CHAPTER 4 : MPEG Encoder


Part 1 : How To Check MPEG / MPG  Complaisance



The most commonly playable format without a lot of extra codecs is MPEG (Moving Pictures Group).   It can be played by most operating systems straight out of the box.   The only real disadvantage about it is the size the files are,  they are rather large.


Anyway, the easiest way to deal with these files is burn them straight to VCD, SVCD or DVD depending on resolution.


VCD by specification has a resolution of 320 pixels by 240 pixels.

So if your MPG movie is equal or less than this,  then  you probably want to burn a VCD of it.


SVCD by spec is 480x578.  It is not as widely supported by stand-alone DVD players but if you system does support it then this is not a bad option either if you are trying to preserve quality,.


DVD by spec is 720x480 (double that of VCD).


Now you can encode your video in any of these three, it is totally up to you.   Factors you might want to consider though:


(a)  up sampling the resolution will cause the movie to look jagged and jerky so making the program extrapolate extra pixels may not look too good,

(b)  The price of media and how many medias you will need.   DVD-Rs are about the same price as CDRs.  So to burn 2 VCDs is not as economical as 1 DVD-R
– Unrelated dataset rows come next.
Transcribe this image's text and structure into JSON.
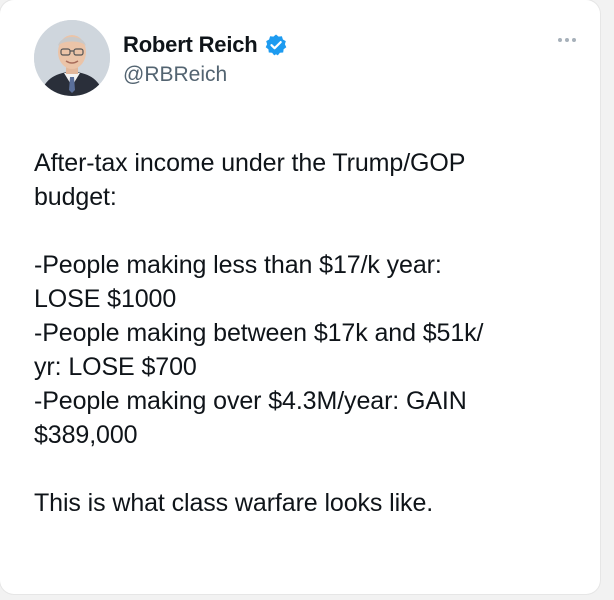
{
  "author": {
    "name": "Robert Reich",
    "handle": "@RBReich",
    "verified": true,
    "verified_color": "#1d9bf0"
  },
  "tweet": {
    "lines": [
      "After-tax income under the Trump/GOP",
      "budget:",
      "-People making less than $17/k year:",
      "LOSE $1000",
      "-People making between $17k and $51k/",
      "yr: LOSE $700",
      "-People making over $4.3M/year: GAIN",
      "$389,000",
      "This is what class warfare looks like."
    ]
  },
  "icons": {
    "more": "more-options-icon",
    "verified": "verified-badge-icon"
  }
}
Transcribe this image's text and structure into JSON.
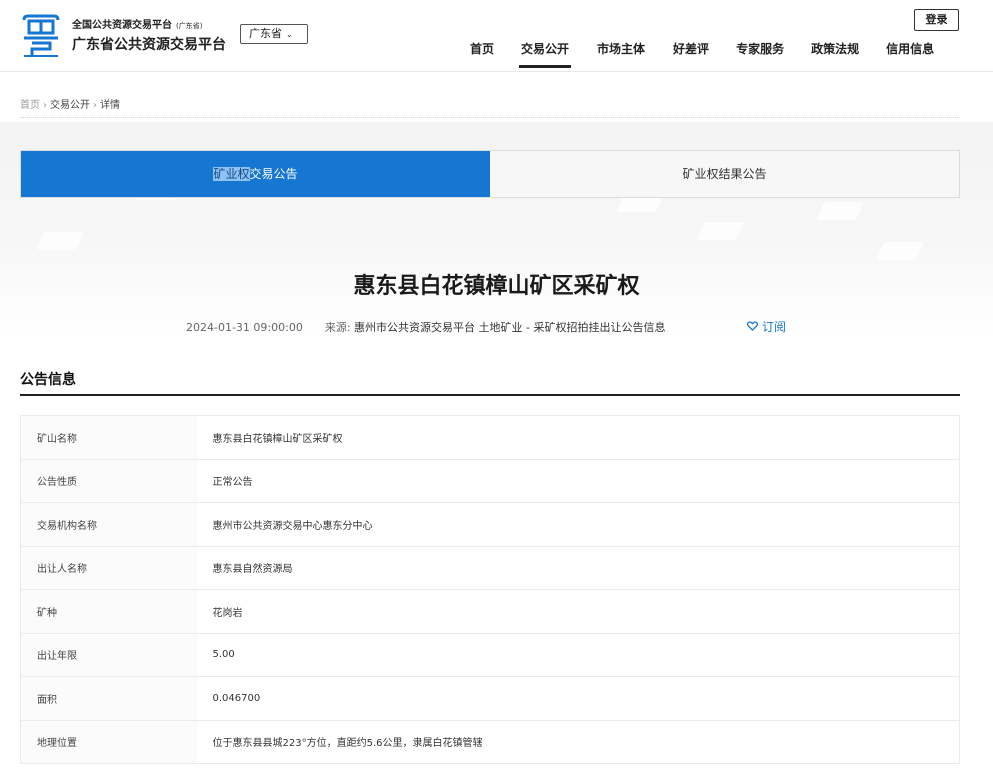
{
  "header": {
    "site_subtitle": "全国公共资源交易平台",
    "site_subtitle_tag": "(广东省)",
    "site_title": "广东省公共资源交易平台",
    "region_select": "广东省",
    "login_label": "登录",
    "nav": [
      {
        "label": "首页",
        "active": false
      },
      {
        "label": "交易公开",
        "active": true
      },
      {
        "label": "市场主体",
        "active": false
      },
      {
        "label": "好差评",
        "active": false
      },
      {
        "label": "专家服务",
        "active": false
      },
      {
        "label": "政策法规",
        "active": false
      },
      {
        "label": "信用信息",
        "active": false
      }
    ],
    "brand_color": "#1677d2"
  },
  "breadcrumb": {
    "home": "首页",
    "section": "交易公开",
    "current": "详情"
  },
  "tabs": [
    {
      "label_highlight": "矿业权",
      "label_rest": "交易公告",
      "active": true
    },
    {
      "label": "矿业权结果公告",
      "active": false
    }
  ],
  "article": {
    "title": "惠东县白花镇樟山矿区采矿权",
    "datetime": "2024-01-31 09:00:00",
    "source_label": "来源:",
    "source": "惠州市公共资源交易平台 土地矿业 - 采矿权招拍挂出让公告信息",
    "subscribe_label": "订阅"
  },
  "section": {
    "title": "公告信息"
  },
  "info_rows": [
    {
      "key": "矿山名称",
      "value": "惠东县白花镇樟山矿区采矿权"
    },
    {
      "key": "公告性质",
      "value": "正常公告"
    },
    {
      "key": "交易机构名称",
      "value": "惠州市公共资源交易中心惠东分中心"
    },
    {
      "key": "出让人名称",
      "value": "惠东县自然资源局"
    },
    {
      "key": "矿种",
      "value": "花岗岩"
    },
    {
      "key": "出让年限",
      "value": "5.00"
    },
    {
      "key": "面积",
      "value": "0.046700"
    },
    {
      "key": "地理位置",
      "value": "位于惠东县县城223°方位，直距约5.6公里，隶属白花镇管辖"
    }
  ]
}
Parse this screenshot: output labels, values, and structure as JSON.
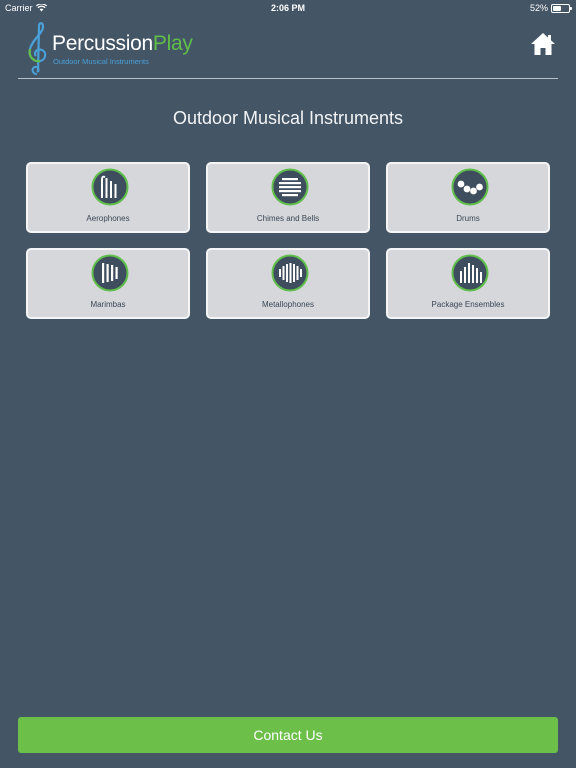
{
  "status_bar": {
    "carrier": "Carrier",
    "time": "2:06 PM",
    "battery": "52%",
    "battery_level": 0.52
  },
  "header": {
    "logo_word1": "Percussion",
    "logo_word2": "Play",
    "logo_subtitle": "Outdoor Musical Instruments",
    "home_icon": "home-icon"
  },
  "main": {
    "title": "Outdoor Musical Instruments",
    "categories": [
      {
        "label": "Aerophones",
        "icon": "aerophones-icon"
      },
      {
        "label": "Chimes and Bells",
        "icon": "chimes-icon"
      },
      {
        "label": "Drums",
        "icon": "drums-icon"
      },
      {
        "label": "Marimbas",
        "icon": "marimbas-icon"
      },
      {
        "label": "Metallophones",
        "icon": "metallophones-icon"
      },
      {
        "label": "Package Ensembles",
        "icon": "ensembles-icon"
      }
    ]
  },
  "footer": {
    "contact_label": "Contact Us"
  },
  "colors": {
    "background": "#445566",
    "accent_green": "#6cc04a",
    "tile_background": "#d5d7da",
    "icon_circle": "#3f4e5e",
    "logo_blue": "#4aa0d8"
  }
}
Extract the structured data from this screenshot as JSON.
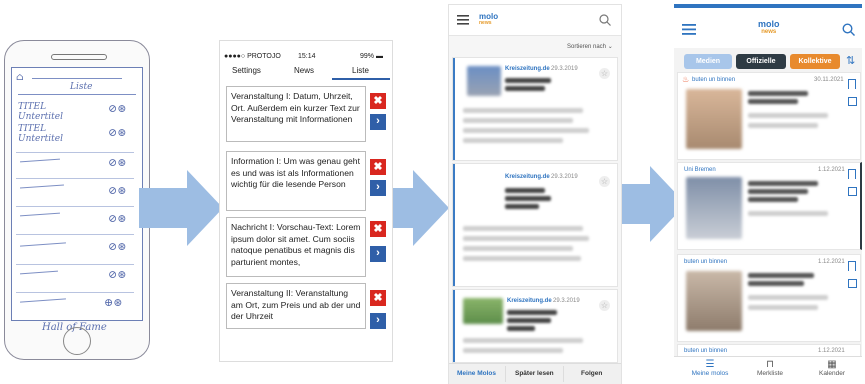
{
  "sketch": {
    "top_label": "Liste",
    "title1": "TITEL",
    "sub1": "Untertitel",
    "title2": "TITEL",
    "sub2": "Untertitel",
    "footer": "Hall of Fame"
  },
  "wireframe": {
    "carrier": "●●●●○ PROTOJO",
    "time": "15:14",
    "battery": "99% ▬",
    "tabs": [
      "Settings",
      "News",
      "Liste"
    ],
    "cards": [
      "Veranstaltung I: Datum, Uhrzeit, Ort. Außerdem ein kurzer Text zur Veranstaltung mit Informationen",
      "Information I: Um was genau geht es und was ist als Informationen wichtig für die lesende Person",
      "Nachricht I: Vorschau-Text: Lorem ipsum dolor sit amet. Cum sociis natoque penatibus et magnis dis parturient montes,",
      "Veranstaltung II: Veranstaltung am Ort, zum Preis und ab der und der Uhrzeit"
    ],
    "delete_glyph": "✖",
    "open_glyph": "›"
  },
  "app_v1": {
    "logo_top": "molo",
    "logo_bottom": "news",
    "sort": "Sortieren nach",
    "items": [
      {
        "source": "Kreiszeitung.de",
        "date": "29.3.2019"
      },
      {
        "source": "Kreiszeitung.de",
        "date": "29.3.2019"
      },
      {
        "source": "Kreiszeitung.de",
        "date": "29.3.2019"
      }
    ],
    "tabs": [
      "Meine Molos",
      "Später lesen",
      "Folgen"
    ]
  },
  "app_v2": {
    "logo_top": "molo",
    "logo_bottom": "news",
    "filters": [
      "Medien",
      "Offizielle",
      "Kollektive"
    ],
    "items": [
      {
        "source": "buten un binnen",
        "date": "30.11.2021"
      },
      {
        "source": "Uni Bremen",
        "date": "1.12.2021"
      },
      {
        "source": "buten un binnen",
        "date": "1.12.2021"
      },
      {
        "source": "buten un binnen",
        "date": "1.12.2021"
      }
    ],
    "nav": [
      "Meine molos",
      "Merkliste",
      "Kalender"
    ]
  },
  "colors": {
    "arrow": "#9dbde3",
    "accent_blue": "#2f74c0",
    "delete_red": "#d9271f",
    "filter_medien": "#a8c6ea",
    "filter_offizielle": "#2e3b44",
    "filter_kollektive": "#e88a2d"
  }
}
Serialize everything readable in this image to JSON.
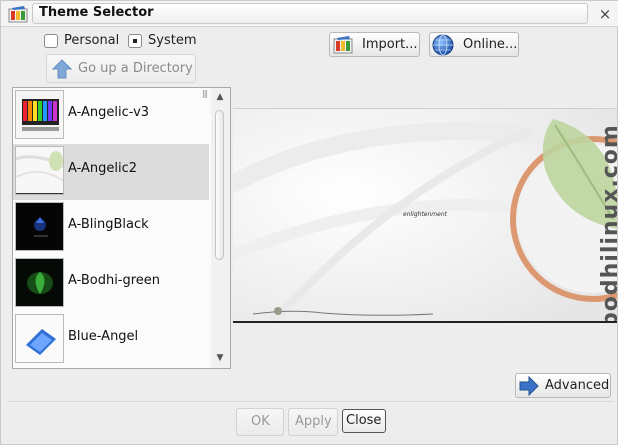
{
  "window": {
    "title": "Theme Selector",
    "close_glyph": "×",
    "app_icon": "theme-icon"
  },
  "source": {
    "personal_label": "Personal",
    "system_label": "System",
    "selected": "System"
  },
  "toolbar": {
    "up_label": "Go up a Directory",
    "import_label": "Import...",
    "online_label": "Online..."
  },
  "themes": {
    "items": [
      {
        "label": "A-Angelic-v3",
        "selected": false
      },
      {
        "label": "A-Angelic2",
        "selected": true
      },
      {
        "label": "A-BlingBlack",
        "selected": false
      },
      {
        "label": "A-Bodhi-green",
        "selected": false
      },
      {
        "label": "Blue-Angel",
        "selected": false
      }
    ]
  },
  "preview": {
    "watermark": "bodhilinux.com",
    "logo_text": "enlightenment"
  },
  "actions": {
    "advanced_label": "Advanced",
    "ok_label": "OK",
    "apply_label": "Apply",
    "close_label": "Close"
  },
  "colors": {
    "accent_blue": "#3a72c8",
    "leaf_green": "#a7c98a",
    "ring_orange": "#d88a5a",
    "selection_gray": "#dcdcdc"
  }
}
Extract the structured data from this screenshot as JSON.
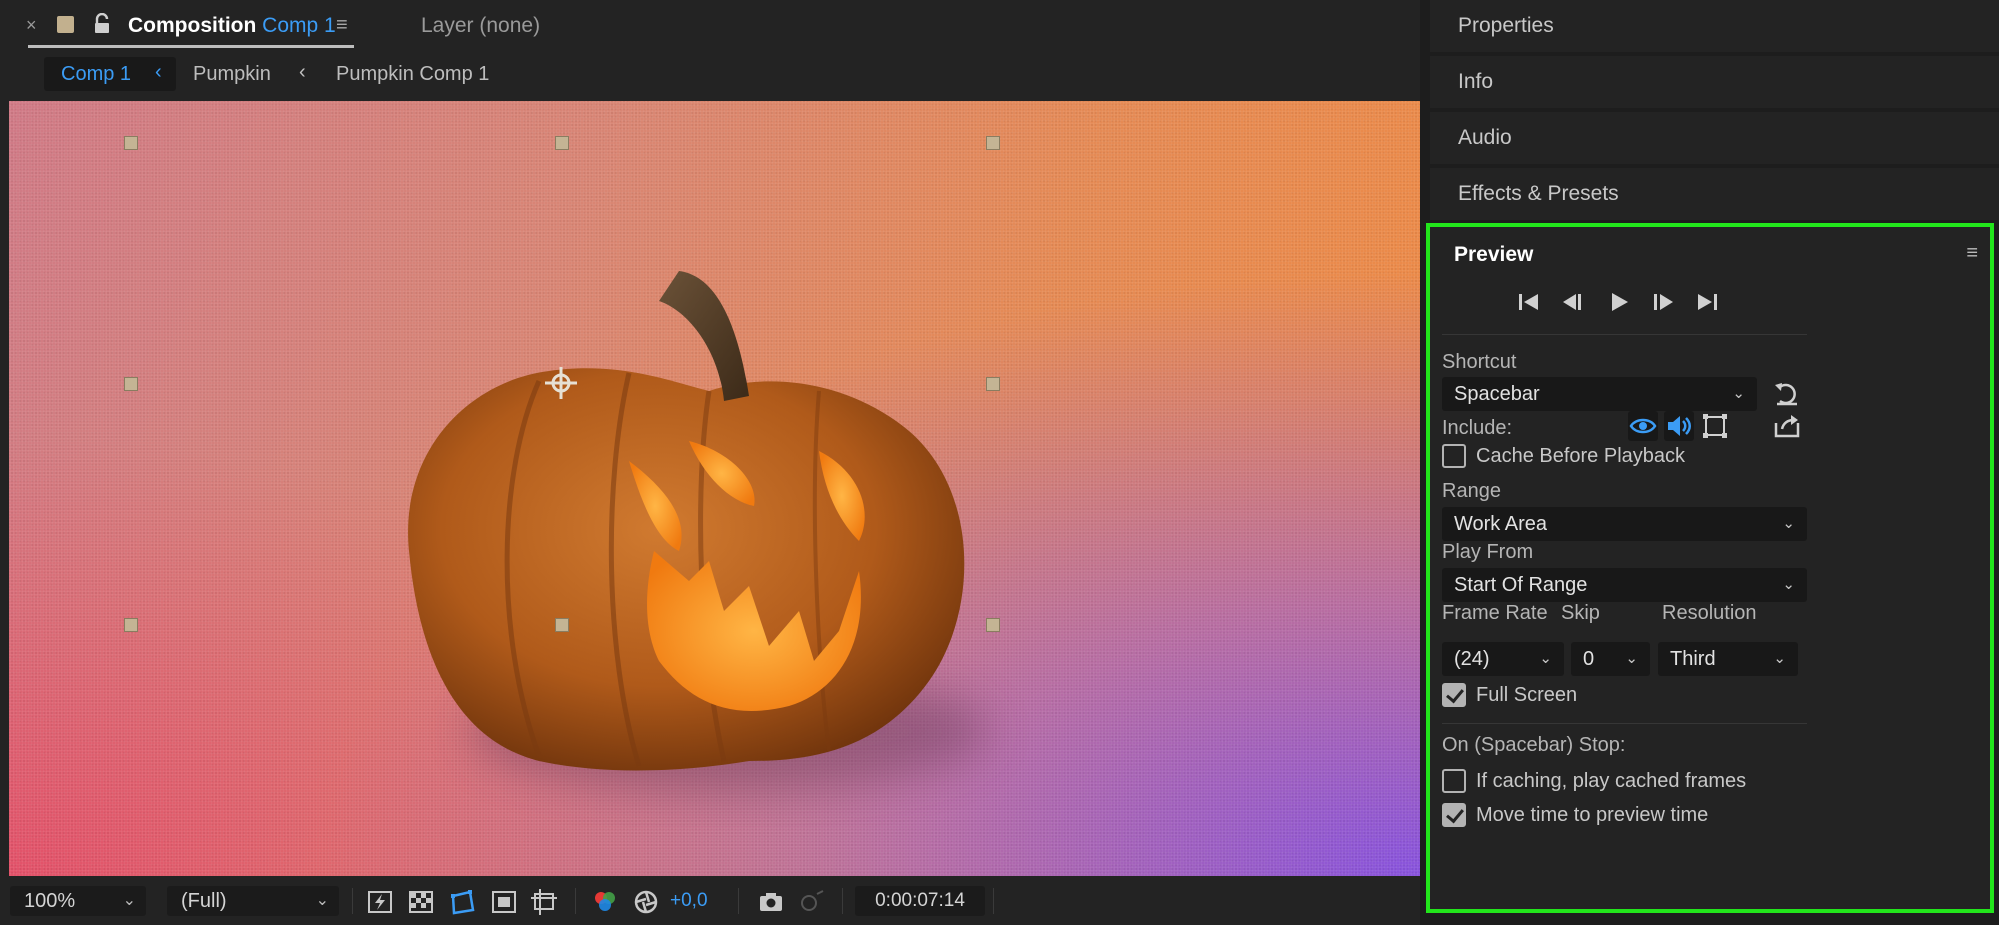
{
  "composition_tab": {
    "close_glyph": "×",
    "prefix": "Composition",
    "comp_name": "Comp 1",
    "layer_label": "Layer (none)",
    "swatch_color": "#c2b08e"
  },
  "breadcrumbs": [
    {
      "label": "Comp 1",
      "active": true
    },
    {
      "label": "Pumpkin",
      "active": false
    },
    {
      "label": "Pumpkin Comp 1",
      "active": false
    }
  ],
  "breadcrumb_separator": "‹",
  "viewer": {
    "content": "pumpkin-image",
    "background_colors": [
      "#d07a86",
      "#ef8a42",
      "#8a5ae6"
    ]
  },
  "bottom_bar": {
    "zoom": "100%",
    "resolution": "(Full)",
    "exposure": "+0,0",
    "timecode": "0:00:07:14"
  },
  "side_sections": [
    "Properties",
    "Info",
    "Audio",
    "Effects & Presets"
  ],
  "preview": {
    "title": "Preview",
    "menu_glyph": "≡",
    "shortcut_label": "Shortcut",
    "shortcut_value": "Spacebar",
    "include_label": "Include:",
    "cache_before_playback": {
      "label": "Cache Before Playback",
      "checked": false
    },
    "range_label": "Range",
    "range_value": "Work Area",
    "play_from_label": "Play From",
    "play_from_value": "Start Of Range",
    "frame_rate_label": "Frame Rate",
    "frame_rate_value": "(24)",
    "skip_label": "Skip",
    "skip_value": "0",
    "resolution_label": "Resolution",
    "resolution_value": "Third",
    "full_screen": {
      "label": "Full Screen",
      "checked": true
    },
    "stop_label": "On (Spacebar) Stop:",
    "if_caching": {
      "label": "If caching, play cached frames",
      "checked": false
    },
    "move_time": {
      "label": "Move time to preview time",
      "checked": true
    },
    "highlight_color": "#22e51b"
  },
  "colors": {
    "accent_blue": "#3b9cf5",
    "panel_bg": "#232323"
  }
}
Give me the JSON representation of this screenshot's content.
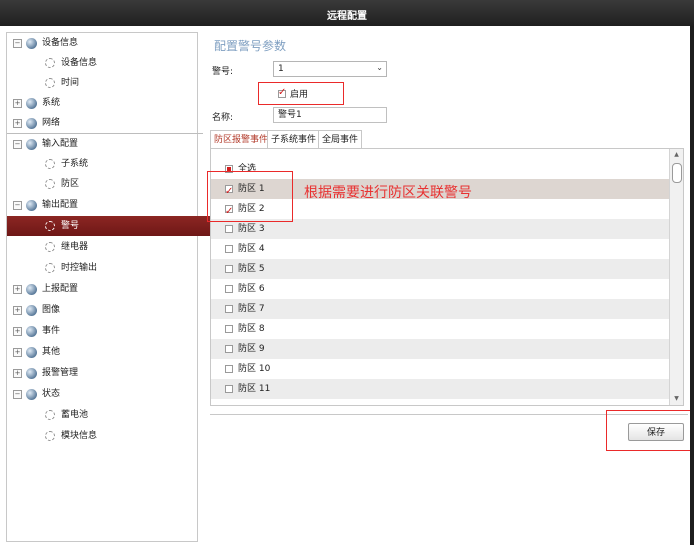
{
  "window": {
    "title": "远程配置"
  },
  "sidebar": {
    "items": [
      {
        "label": "设备信息",
        "expander": "−",
        "level": 0
      },
      {
        "label": "设备信息",
        "level": 1
      },
      {
        "label": "时间",
        "level": 1
      },
      {
        "label": "系统",
        "expander": "+",
        "level": 0
      },
      {
        "label": "网络",
        "expander": "+",
        "level": 0
      },
      {
        "label": "输入配置",
        "expander": "−",
        "level": 0
      },
      {
        "label": "子系统",
        "level": 1
      },
      {
        "label": "防区",
        "level": 1
      },
      {
        "label": "输出配置",
        "expander": "−",
        "level": 0
      },
      {
        "label": "警号",
        "level": 1,
        "active": true
      },
      {
        "label": "继电器",
        "level": 1
      },
      {
        "label": "时控输出",
        "level": 1
      },
      {
        "label": "上报配置",
        "expander": "+",
        "level": 0
      },
      {
        "label": "图像",
        "expander": "+",
        "level": 0
      },
      {
        "label": "事件",
        "expander": "+",
        "level": 0
      },
      {
        "label": "其他",
        "expander": "+",
        "level": 0
      },
      {
        "label": "报警管理",
        "expander": "+",
        "level": 0
      },
      {
        "label": "状态",
        "expander": "−",
        "level": 0
      },
      {
        "label": "蓄电池",
        "level": 1
      },
      {
        "label": "模块信息",
        "level": 1
      }
    ]
  },
  "main": {
    "section_title": "配置警号参数",
    "siren_label": "警号:",
    "siren_value": "1",
    "dropdown_icon": "chevron-down-icon",
    "enable_label": "启用",
    "enable_checked": true,
    "name_label": "名称:",
    "name_value": "警号1",
    "tabs": [
      {
        "label": "防区报警事件",
        "active": true
      },
      {
        "label": "子系统事件",
        "active": false
      },
      {
        "label": "全局事件",
        "active": false
      }
    ],
    "zone_rows": [
      {
        "label": "全选",
        "state": "partial"
      },
      {
        "label": "防区 1",
        "state": "checked"
      },
      {
        "label": "防区 2",
        "state": "checked"
      },
      {
        "label": "防区 3",
        "state": "unchecked"
      },
      {
        "label": "防区 4",
        "state": "unchecked"
      },
      {
        "label": "防区 5",
        "state": "unchecked"
      },
      {
        "label": "防区 6",
        "state": "unchecked"
      },
      {
        "label": "防区 7",
        "state": "unchecked"
      },
      {
        "label": "防区 8",
        "state": "unchecked"
      },
      {
        "label": "防区 9",
        "state": "unchecked"
      },
      {
        "label": "防区 10",
        "state": "unchecked"
      },
      {
        "label": "防区 11",
        "state": "unchecked"
      }
    ],
    "annotation_text": "根据需要进行防区关联警号",
    "save_label": "保存"
  },
  "colors": {
    "active_item": "#7d1f1d",
    "section_title": "#7f9fc1",
    "annotation": "#ea2a2a"
  }
}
(c)  VCDs and SVCDs are no brainer playing discs which may be important if you are planning to give a movie to your parents or grand parents who are SO technically  challenged that they canŐt operate a remote control and nagivate through a DVD menu.




Alright, lets BEGIN!!



Ok you start up the program, and you get a screen like this:




You will notice the first thing down the page you will need to supply the Video source, Audio source and then the location of the output file.   So first one firstÉ   Where is your source video?


Click on the OPEN button on the top right.   A browser window will appear as shown..    Find your  MPG file and select it.   Click OPEN.






OK, for almost all MPG files, the program will automatically fill in the source audio line for you.   This is a good thing because that means the program knows how to decode the audio.   Thus at least that part is compliant.   If it doesnŐt show up, then there is something wrong with the audio part.   I will cover  how to fix that in a later chapter.


The program will also by default save your output file in the same directory as your source file.   If you want to change that press the BROWSE button and pick an new directory.


The next step is to pick what the heck we are going to make.   In this example we will make a  VCD out of it.   You can click on the radio button and you can see the other options of MPEG1, MPEG2 as well as the VCD, SVCD and DVD options.






As a precaution, VCDs only hold about 65-ish minutes of a movie.  So if you have a 2 hour movie, you will have to split the movie into 2 pieces.   To do this, click the DETAILS button and a second window will appear as pictured above.   On this window, check  the ENABLE FILE SPLITTING box.    You can specify how many MB to put on a CDR but 600 is fine.     Click  OK.


Another thing to check is that the Video is the right mode for your country.   I am in North America and we used  NTSC.   So make sure if you are getting movies from England or Hong Kong, that the mode is NOT PAL or SECAM and that you change this to NTSC.




After this, just click on CONVERT  and let it  do itŐs  thing.




Ok it will come up with this window and it will start doing itŐs thing.

There is a status bar beside the ABORT button.   Be patient, it is pretty quick but it is not instant!



Now, the resulting MPG  file that comes out of here will be compliant.  IF you picked VCD or SVCD, then you can proceed to Nero and you can burn it right away to disk.    See my tutorial for that.


If you picked DVD, you will have to use a DVD authoring program like TMPGENC DVD AUTHOR  to make the VOB, IFO, and BUP files for the disk first then you go to Nero.   Again, see my tutorial for that.